Taiwan, a key issue in historically tense U.S. China relations, is set to hold unusual elections next year. These may have direct implications for American politics and economics.
Taiwan’s two-party political system has been shaken by the unexpected rise of a third party in Taipei, last week.
Taiwan, an island that is self-ruled off the coast China, and which Beijing views as a runaway Province, is not recognized by the international community. Washington is its closest ally, and has been providing it with arms worth billions of dollar in case of an invasion by China.
Although the U.S. administration insists that its policy towards Taiwan has not changed, President Joe Biden has repeatedly said he will send troops.

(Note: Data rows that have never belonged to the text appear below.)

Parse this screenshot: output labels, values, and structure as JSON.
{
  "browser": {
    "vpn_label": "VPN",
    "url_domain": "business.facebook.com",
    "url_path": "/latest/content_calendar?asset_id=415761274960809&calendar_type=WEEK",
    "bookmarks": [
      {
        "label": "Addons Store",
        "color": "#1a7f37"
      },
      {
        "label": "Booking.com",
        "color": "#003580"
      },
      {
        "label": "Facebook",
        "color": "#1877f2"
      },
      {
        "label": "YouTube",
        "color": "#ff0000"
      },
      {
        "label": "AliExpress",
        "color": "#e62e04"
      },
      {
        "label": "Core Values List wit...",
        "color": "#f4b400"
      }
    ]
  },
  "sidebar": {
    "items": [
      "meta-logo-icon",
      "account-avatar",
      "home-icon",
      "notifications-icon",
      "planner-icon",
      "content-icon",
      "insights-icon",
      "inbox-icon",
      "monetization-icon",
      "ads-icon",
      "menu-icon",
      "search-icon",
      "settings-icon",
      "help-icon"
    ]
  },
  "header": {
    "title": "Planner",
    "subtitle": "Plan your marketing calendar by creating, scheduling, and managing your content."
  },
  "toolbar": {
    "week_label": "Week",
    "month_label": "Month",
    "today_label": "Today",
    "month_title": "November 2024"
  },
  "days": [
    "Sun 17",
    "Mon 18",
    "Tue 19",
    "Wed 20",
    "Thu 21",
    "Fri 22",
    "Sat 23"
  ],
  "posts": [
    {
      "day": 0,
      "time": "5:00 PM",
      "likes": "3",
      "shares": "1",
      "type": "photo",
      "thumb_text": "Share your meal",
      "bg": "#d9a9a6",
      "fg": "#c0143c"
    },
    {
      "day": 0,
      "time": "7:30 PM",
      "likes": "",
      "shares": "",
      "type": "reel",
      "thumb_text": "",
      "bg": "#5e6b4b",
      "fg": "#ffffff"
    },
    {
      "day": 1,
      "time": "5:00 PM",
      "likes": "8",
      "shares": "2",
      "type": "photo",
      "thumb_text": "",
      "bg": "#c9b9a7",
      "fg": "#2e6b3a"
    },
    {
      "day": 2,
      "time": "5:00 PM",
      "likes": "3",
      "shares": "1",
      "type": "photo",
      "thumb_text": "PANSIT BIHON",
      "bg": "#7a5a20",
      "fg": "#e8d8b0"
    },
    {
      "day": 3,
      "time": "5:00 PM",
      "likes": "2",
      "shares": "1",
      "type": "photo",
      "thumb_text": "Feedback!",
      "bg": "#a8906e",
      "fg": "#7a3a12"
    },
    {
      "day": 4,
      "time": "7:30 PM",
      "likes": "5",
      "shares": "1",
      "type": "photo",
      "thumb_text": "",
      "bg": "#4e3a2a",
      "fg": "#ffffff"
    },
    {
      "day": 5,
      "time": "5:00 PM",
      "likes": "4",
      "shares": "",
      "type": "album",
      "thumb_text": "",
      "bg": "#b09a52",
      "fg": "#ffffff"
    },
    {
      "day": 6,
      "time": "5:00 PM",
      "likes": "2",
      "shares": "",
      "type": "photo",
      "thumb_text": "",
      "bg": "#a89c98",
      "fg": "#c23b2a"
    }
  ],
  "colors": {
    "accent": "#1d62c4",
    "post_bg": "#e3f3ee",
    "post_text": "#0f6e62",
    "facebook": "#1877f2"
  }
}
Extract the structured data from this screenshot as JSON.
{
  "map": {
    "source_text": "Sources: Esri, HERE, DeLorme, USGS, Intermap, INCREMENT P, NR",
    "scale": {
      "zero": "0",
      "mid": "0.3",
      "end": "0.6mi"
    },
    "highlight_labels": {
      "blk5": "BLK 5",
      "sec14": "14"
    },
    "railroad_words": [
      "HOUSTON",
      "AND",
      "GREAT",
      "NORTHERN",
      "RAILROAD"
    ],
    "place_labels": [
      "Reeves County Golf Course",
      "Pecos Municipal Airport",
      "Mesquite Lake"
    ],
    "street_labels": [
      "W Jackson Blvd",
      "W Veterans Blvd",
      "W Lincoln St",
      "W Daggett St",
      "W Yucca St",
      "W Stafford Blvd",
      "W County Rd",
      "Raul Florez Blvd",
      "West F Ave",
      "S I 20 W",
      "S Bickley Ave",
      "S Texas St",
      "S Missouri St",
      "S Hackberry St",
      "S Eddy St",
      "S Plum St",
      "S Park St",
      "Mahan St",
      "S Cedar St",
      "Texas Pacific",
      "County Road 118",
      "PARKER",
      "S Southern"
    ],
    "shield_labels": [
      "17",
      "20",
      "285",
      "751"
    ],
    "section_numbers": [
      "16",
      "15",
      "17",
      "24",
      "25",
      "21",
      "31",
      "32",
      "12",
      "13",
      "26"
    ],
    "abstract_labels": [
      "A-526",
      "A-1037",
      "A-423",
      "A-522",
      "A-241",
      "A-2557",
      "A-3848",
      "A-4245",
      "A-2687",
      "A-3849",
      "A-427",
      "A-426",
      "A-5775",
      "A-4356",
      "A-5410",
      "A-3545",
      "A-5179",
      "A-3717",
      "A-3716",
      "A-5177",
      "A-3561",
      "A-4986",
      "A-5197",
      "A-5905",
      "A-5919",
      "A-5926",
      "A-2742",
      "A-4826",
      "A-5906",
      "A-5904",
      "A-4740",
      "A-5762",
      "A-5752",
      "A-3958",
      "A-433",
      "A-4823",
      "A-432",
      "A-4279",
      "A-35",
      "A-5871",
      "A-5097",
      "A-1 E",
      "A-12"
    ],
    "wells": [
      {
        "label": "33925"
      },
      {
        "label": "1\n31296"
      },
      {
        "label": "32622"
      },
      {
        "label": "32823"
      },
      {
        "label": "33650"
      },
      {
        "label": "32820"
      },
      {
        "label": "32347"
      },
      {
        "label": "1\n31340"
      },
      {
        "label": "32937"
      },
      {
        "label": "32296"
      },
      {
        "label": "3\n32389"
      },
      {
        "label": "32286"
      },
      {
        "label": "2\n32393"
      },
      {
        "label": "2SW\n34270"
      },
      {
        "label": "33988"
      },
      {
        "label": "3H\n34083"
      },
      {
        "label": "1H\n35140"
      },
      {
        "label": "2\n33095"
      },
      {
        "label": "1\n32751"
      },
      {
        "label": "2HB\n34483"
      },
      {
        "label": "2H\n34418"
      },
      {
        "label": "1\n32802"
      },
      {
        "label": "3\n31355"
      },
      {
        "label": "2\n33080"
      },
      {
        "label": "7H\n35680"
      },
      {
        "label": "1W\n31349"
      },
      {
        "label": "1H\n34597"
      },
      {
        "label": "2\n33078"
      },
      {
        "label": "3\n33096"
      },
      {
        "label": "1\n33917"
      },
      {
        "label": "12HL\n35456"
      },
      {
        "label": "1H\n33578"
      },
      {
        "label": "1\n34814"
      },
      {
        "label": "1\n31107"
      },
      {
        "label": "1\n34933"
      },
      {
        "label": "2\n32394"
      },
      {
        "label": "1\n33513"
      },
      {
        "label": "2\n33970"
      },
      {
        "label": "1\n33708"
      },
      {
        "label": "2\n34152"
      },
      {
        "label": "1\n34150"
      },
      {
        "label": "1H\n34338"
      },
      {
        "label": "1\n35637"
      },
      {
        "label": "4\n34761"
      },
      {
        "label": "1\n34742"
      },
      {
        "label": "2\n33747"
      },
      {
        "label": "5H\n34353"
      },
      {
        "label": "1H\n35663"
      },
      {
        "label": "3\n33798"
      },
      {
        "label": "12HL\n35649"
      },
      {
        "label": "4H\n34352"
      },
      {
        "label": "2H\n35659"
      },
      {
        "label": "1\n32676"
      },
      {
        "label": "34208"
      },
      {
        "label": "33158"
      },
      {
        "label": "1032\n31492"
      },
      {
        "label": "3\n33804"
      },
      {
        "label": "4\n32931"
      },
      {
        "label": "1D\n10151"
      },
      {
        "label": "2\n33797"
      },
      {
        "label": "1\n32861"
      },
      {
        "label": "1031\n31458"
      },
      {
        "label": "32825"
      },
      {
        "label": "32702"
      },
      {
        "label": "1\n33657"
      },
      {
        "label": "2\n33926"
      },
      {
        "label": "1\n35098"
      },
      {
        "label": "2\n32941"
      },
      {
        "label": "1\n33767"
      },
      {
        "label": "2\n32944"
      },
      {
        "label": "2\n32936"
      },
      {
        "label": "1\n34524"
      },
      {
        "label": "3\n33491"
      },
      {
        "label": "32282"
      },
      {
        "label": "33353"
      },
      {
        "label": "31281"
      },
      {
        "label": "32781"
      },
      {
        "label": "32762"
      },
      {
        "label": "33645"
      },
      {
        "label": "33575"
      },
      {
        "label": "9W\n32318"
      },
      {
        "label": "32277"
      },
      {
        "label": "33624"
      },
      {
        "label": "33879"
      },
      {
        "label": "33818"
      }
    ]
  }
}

Taiwanese politics is dominated by relations with China and the U.S. Taiwan’s semiconductor chips are at the center of Washington’s technology war with Beijing.
Beijing has been hampered by U.S. technology restrictions in its access to advanced chips. Biden’s administration is dominated by powerful people who argue that limiting Beijing’s chip access is not enough. To reduce its reliance on foreign countries, the U.S. must have its own chip industry. Beijing may even take it over.
Taiwan Semiconductor Manufacturing (ticker: TSM) is a Taiwanese company that produces about 60% of all semiconductors in the world, including the most sophisticated ones. These semiconductors are the heart of many high-tech military, communications, and supercomputer devices. Their role is becoming increasingly important in AI.
Taiwan Semi’s sales to China are restricted by the U.S. partly because of strong U.S.-Taiwan Democratic Progressive Party (DPP) relations and because it uses a limited amount of American components. Taiwan Semi, however, has tried to avoid these restrictions by manufacturing chips in Arizona where it currently has a small facility that it wants to expand.
The restrictions, however, have had a negative impact on U.S. Chipmakers like (NVDA) which receives significant revenue from China. Recently passed legislation to help American chipmakers aims to counteract that damage. China has taken retaliation by banning the purchase of memory chips made by U.S. company Micron Technology (MU).
Last week, when U.S. State Secretary Antony Blinken met with Chinese President Xi Jinping in Beijing, Taiwan’s significance to Sino-American relations came into focus. He addressed a wide range of topics, including his displeasure at China’s recent aggressive militaristic maneuvers around Taiwan as well as its violation of Taiwan’s airspace.
He repeatedly reminded top Chinese leaders that the U.S. does not support Taiwan independence. Blinken’s statement was in line with decades of U.S. foreign policy. However, Republicans were not happy, even though they also oppose Taiwan independence.
John W. Garver is a professor emeritus at Georgia Tech, and a specialist in U.S. China relations. He told Barron’s that “Xi Jinping can smell weakness.” He pointed to China’s larger and more advanced navy than the U.S.’s, the crumbled alliances of former President Donald Trump and the revival in isolationism within the Republican Party as evidence of China’s seizure of an empire on the decline.
The campaign for Taiwan’s legislative and presidential elections in January is already well underway. Recent polls show the DPP ahead by a few percentage points of the Beijing-friendly Kuomintang or KMT. Last week, something unprecedented in Taiwan’s bi-party system happened. As the DPP, KMT and other parties deal with scandals, a third party is gaining momentum. Taiwan People’s Party (TPP), a once obscure party, currently leads the KMT by two percentage points. This is within the margin for error of the incumbent DPP.
Rory Green is the chief China economist for Lombard Green. In a client note, he wrote that while it was too early to predict the result of the elections, a DPP victory would likely “increase tensions across the Strait” whereas a win for the KMT or TPP could “slow down the pace of U.S. Taiwan’s engagement”.
The TPP and DPP are both considered to be far more accommodating towards Beijing. This means that there are two parties with high polling numbers who could reduce tensions between Beijing and the United States, as well as lessen the sales of chips. That could have a range of implications–politically, militarily, and economically.
The U.S. ban on chips will fail if the TPP or KMT win in 2024. China will increase its influence on Taiwan,” said Austin Wang. He is a professor of Political Science at the University of Nevada in Las Vegas and an expert in U.S., Taiwan-China relations.
“U.S. “High-tech companies that still invest in China might benefit temporarily, but in the end it’s likely China will develop their own products.”